Wars make strange bedfellows and the U.S. intervention in Libya has bonded liberal hawks and neo-conservative hawks.
I think for people like Samantha Power and other liberal hawks American power is the only way to in a circumstance like this to prevent genocide or some mass humanitarian slaughter. They want it in the context of the international coalition.
I think for the neo-conservatives, it's not that the humanitarian issues don't matter at all, but I think for them (at the risk of being a little ungenerous) it's more that the humanitarian issue is a vehicle for the expression of American power, and what's important is the expression of American power as a message to our adversaries.
A lot of Obama's foreign policy speeches and his speeches on Afghanistan I think have been weak because you don't feel like he's that emotionally invested in them. I felt listening to this speech that I was struck by how emotionally invested he seemed in this, and that was for me the most important part of it.
The president is often criticized by the right for not believing that America has a special mission to do good in the world. Beinart feels that contention is bunk. He says Obama certainly believes in American Exceptionalism, the difference is he believes its America's struggle, not America's fate.
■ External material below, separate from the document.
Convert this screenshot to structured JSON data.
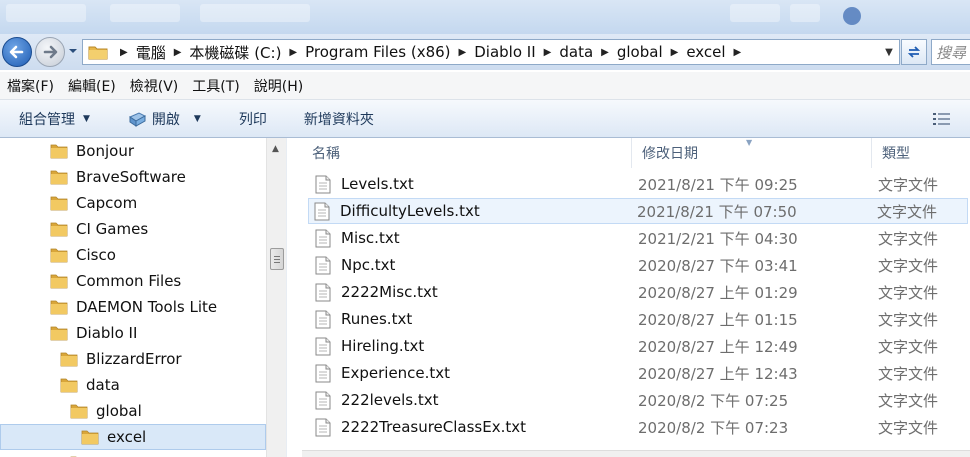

Obama, unlike people like Bolton and Bush and Cheney, understands, and is willing to talk about, the dark side of American history. Those guys only talk about America struggling against evil somewhere else, like the Nazis and Communists. He always refers to the civil rights movement which was a struggle against the evil within us. For him I think the intervention in Libya is part of America's capacity to transcend that tendency--the struggle to be different, not the fact that we are inherently different, but the struggle to prove that we can be different, even though we have the same capacity to do evil or be indifferent to evil as anybody else.
There's nothing wrong with prudence and acknowledging the possible, Beinart said. Success in military intervention has a lot to do with geography, and Libya's proximity to NATO countries made it an attainable goal. More than that, the fact that Tripoli is just miles from France and Italy motivated action, because European leaders were worried about what impact a Libyan genocide would have on their borders.
There will always be terrible, terrible things that happen in the world and it is way beyond America's capacity to stop all of them, particularly in a military sense. So the real world choice is humanitarian intervention never, or humanitarian intervention occasionally. Humanitarian intervention always, to stop every humanitarian slaughter, is simply never going to be in this world a possibility.
A president must be honest with himself.
The truth of the matter is Americans are not willing to sacrifice many American lives for humanitarian interventions where our security is not at stake. That's just fact. Look at what happened in Somalia. When America went into Somalia to save people from dying and we lost 18 American marines the cries for pulling out immediately became deafening. That is the political backdrop between Obama's unwillingness to send in American ground troops. Does that make us an immoral people? You can make your own decision about that, but if you're going to say something like that you have to think about you'd be willing to sign up an volunteer for a mission like that.